Erich Franzen (1892-1961)
Political Refugee, Germany
Assistant Professor of Sociology, Miami University, 1940-1942

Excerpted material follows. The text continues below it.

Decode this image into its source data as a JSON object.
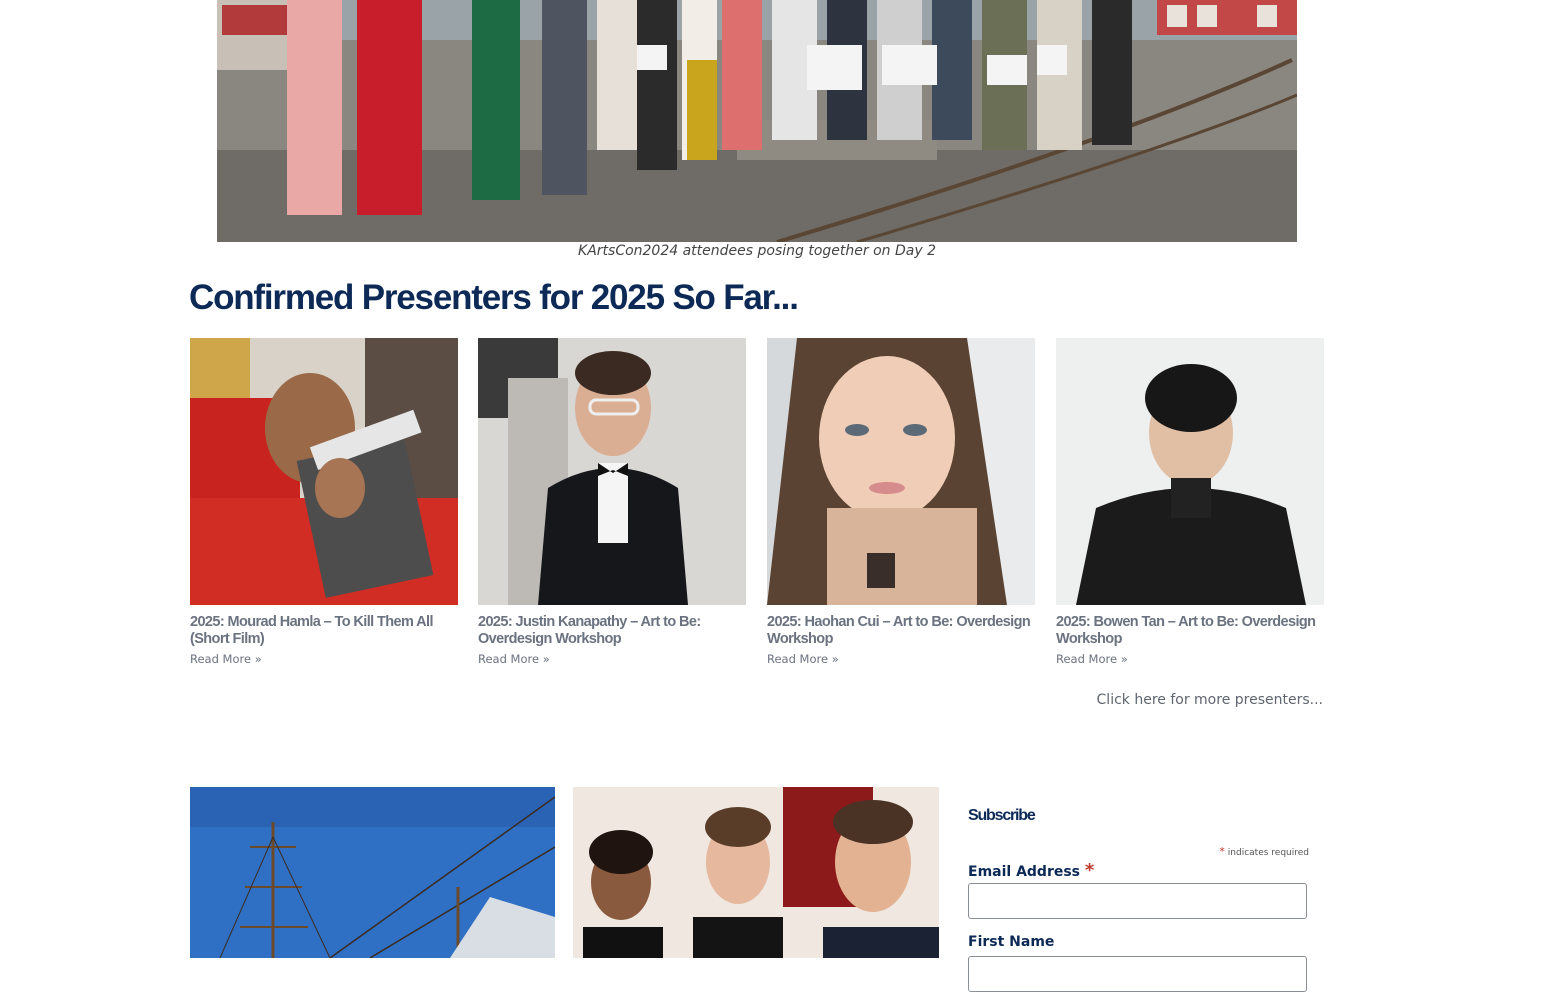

Erich Franzen was a well-known German literary critic and sociologist from Ems, Germany. He wrote for several progressive periodicals including Die Weltbühne, a radical publication that was banned by the Nazis in March 1933. An avowed antifascist, Franzen fled Germany in 1934 and emigrated to the U.S. with the assistance of the Emergency Committee in Aid of Displaced Foreign Scholars. The Emergency Committee was established in 1933 to counteract the strict immigration laws of the Roosevelt administration by arranging placements in American universities for the most eminent German scholars fleeing political repression. Of the 6000 scholars who applied for aid through the committee only 6% were selected. Notably, Franzen was one of only two scholars from the field of “Letters” that the Emergency Committee placed. The other was Thomas Mann. Franzen taught sociology at Southern Illinois Normal University and later at Miami University from 1940-1942. During his time at Miami he gave several talks about his experience in Nazi Germany, before taking a leave of absence to work for the U.S. Office of War Information in July 1942.
Franzen’s story is one of ten extraordinary personal journeys of Miami alumni and faculty told in the exhibition, Bearing Witness: The Holocaust and Jewish Experience at Miami University, co-hosted by the Walter Havighurst Special Collections & University Archives and Hillel at Miami University.
Photograph of Erich Franzen, Photo credit: Erica Loos
Letter from the Institute of International Education to President Upham, 1940
Western Union telegraph from Erich Franzen to President Upham, 1940
Letter from Erich Franzen to President Upham, 1942
Images 2, 3 and 4 Courtesy of the Walter Havighurst Special Collections and University Archives